  • It’s a simple enough idea, but its impact has been profound. Tens of thousands of families have joined CSAs, and in some areas of the country there is more demand than there are CSA farms to fill it. The government does not track CSAs, so there is no official count of how many CSAs there are in the U.S.. LocalHarvest has the most comprehensive directory of CSA farms, with over 4,000 listed in our grassroots database.
Categories
Food + Recipes Green Living

Naturally Dyed Easter Eggs

I saw these beautiful naturally dyed Easter Eggs over at apartmenttherapy.com and had to share!

Naturally Dyed Easter Eggs
Hard Boiled Eggs, room temperature, or white and brown eggs, preferably not super-fresh
1 tablespoon white vinegar per cup of strained dye liquid
Purple Cabbage (makes blue on white eggs, green on brown eggs)
Red Onion Skins (makes lavender or red)
Yellow Onion Skins (makes orange on white eggs, rusty red on brown eggs)
Ground Turmeric (makes yellow)
Red Zinger Tea Bags (makes lavender)
Beets (makes pink on white eggs, maroon on brown eggs)
Oil (canola or olive)

Clean the eggs so there are no particles sticking to their shells.

To prepare the colored dye, first chop the cabbage, chip or peel away the dry skins from the onions, or shred the beets. In a stainless steel saucepan, boil enough water to generously cover the number of eggs you’ll be dyeing. Add the dye matter and bring to a boil, turn heat down to low and simmer, covered, for 15-30 minutes. The dye is ready when it reaches a hue a few shades darker than you want for your egg. Examine a sample in a white dish. Remove from the heat and it let cool to room temperature (I put the pot on my fire escape and it cooled off in about 20 minutes).

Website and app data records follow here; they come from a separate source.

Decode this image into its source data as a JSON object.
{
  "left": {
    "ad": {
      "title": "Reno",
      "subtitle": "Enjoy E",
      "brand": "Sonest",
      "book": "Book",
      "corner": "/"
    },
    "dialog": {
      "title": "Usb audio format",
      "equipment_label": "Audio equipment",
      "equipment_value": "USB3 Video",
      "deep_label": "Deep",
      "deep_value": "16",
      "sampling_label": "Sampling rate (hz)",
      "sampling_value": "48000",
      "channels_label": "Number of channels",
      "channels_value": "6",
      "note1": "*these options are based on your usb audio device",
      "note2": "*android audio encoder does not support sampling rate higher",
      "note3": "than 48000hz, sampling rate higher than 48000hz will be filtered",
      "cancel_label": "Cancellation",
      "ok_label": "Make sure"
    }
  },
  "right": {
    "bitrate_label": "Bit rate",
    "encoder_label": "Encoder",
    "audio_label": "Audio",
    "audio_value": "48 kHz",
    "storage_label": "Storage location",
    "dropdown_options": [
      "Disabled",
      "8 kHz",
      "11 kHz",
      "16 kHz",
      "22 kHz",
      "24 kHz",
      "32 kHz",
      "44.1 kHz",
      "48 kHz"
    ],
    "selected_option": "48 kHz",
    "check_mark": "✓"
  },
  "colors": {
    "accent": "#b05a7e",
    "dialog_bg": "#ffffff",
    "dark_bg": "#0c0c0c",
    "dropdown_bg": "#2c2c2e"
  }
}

Read the entire article here: http://www.thekitchn.com/vibrant-easter-eggs-dyed-natur-112957

Categories
Green Living Health + Wellness

Atlanta’s Urban Farming Movement

urbanfarming

Spotted on Aka Tito’s Blog

On a plot of soil, nestled against the backdrop of skyscrapers in downtown Atlanta, Georgia, a group of residents are turning a lack of access to fresh produce into a revival of old traditions and self-empowerment.

HABESHA Gardens is one of many urban gardens sprouting up around the country. Fruits and vegetables are thriving in this community garden located in an economically depressed area of the city known as Mechanicsville.

Categories
Green Living

Green Products, Fuel Efficient Cars and Snack Wraps

green-works

Over the past few years there has been an abundance of products that cater to creating a healthier, less toxic world.